● What this task involves
Look through the listing and locate every line containing the word "image"; copy those lines.

● Supplied data

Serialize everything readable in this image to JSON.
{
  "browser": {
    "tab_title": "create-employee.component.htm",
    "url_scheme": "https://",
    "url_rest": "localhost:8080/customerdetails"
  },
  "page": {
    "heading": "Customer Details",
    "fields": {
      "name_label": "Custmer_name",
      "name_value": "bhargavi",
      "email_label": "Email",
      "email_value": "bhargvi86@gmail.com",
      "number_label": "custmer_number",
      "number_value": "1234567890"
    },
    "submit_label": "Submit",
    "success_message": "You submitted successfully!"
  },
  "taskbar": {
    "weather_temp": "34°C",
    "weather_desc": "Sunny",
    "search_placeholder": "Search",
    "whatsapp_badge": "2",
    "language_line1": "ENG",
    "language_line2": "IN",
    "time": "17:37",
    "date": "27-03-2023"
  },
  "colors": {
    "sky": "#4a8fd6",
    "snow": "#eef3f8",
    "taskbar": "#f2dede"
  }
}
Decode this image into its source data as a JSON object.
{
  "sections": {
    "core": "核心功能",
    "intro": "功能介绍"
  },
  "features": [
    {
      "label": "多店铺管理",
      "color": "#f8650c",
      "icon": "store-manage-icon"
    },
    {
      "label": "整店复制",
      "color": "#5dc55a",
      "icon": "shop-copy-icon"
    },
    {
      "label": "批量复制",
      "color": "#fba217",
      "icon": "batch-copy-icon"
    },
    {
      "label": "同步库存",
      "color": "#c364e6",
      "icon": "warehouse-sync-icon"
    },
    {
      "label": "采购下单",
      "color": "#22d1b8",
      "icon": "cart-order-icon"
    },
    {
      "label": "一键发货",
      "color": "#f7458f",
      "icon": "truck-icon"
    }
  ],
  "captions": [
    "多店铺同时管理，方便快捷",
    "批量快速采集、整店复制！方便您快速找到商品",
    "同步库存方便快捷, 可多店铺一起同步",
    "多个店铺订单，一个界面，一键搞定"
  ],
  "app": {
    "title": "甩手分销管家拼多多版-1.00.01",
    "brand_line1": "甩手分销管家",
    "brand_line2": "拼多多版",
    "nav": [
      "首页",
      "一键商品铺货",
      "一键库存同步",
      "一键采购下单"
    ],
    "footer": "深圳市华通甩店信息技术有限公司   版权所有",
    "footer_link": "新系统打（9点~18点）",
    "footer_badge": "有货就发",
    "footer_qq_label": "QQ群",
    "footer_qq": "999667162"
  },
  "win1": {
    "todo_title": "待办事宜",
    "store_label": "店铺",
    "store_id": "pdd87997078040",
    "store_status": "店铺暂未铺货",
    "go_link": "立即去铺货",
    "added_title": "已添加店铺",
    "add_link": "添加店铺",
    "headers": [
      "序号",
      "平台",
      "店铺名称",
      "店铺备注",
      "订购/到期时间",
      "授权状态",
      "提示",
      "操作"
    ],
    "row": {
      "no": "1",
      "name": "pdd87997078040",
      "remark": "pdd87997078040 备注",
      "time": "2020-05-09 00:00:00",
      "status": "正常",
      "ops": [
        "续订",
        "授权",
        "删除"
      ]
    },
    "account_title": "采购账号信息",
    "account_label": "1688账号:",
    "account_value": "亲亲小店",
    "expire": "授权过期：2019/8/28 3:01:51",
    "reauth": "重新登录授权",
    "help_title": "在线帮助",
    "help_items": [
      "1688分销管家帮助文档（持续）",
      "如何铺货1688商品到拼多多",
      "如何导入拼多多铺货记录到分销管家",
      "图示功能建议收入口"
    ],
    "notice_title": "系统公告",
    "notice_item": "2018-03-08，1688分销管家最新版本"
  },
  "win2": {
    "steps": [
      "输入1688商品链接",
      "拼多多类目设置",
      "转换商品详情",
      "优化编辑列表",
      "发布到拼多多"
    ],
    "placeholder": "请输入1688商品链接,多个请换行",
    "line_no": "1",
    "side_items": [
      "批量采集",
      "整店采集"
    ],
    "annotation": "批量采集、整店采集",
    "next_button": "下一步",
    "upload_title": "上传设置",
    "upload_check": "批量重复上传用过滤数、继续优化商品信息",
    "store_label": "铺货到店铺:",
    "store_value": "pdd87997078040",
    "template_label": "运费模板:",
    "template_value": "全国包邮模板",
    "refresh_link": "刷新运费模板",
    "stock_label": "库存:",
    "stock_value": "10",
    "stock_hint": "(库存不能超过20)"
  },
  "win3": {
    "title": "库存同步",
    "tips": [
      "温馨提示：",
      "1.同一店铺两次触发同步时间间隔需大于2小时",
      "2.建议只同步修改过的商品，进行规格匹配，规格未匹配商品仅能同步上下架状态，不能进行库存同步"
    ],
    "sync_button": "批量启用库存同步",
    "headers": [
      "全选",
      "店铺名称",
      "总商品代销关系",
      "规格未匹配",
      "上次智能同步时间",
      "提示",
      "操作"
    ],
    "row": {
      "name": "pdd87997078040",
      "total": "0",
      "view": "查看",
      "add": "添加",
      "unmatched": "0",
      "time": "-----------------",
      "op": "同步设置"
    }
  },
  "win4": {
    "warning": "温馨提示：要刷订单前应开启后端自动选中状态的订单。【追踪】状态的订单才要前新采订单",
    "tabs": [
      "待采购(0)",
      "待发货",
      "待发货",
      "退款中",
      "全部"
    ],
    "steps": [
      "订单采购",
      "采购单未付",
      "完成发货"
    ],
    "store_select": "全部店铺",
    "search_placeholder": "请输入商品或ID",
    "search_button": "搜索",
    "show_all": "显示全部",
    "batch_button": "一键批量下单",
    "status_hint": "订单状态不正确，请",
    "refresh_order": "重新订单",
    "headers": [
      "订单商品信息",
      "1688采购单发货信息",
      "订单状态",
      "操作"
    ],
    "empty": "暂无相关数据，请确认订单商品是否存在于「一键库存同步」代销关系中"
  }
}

● Problem solution
Serialize everything readable in this image to JSON.
Decode this image into its source data as a JSON object.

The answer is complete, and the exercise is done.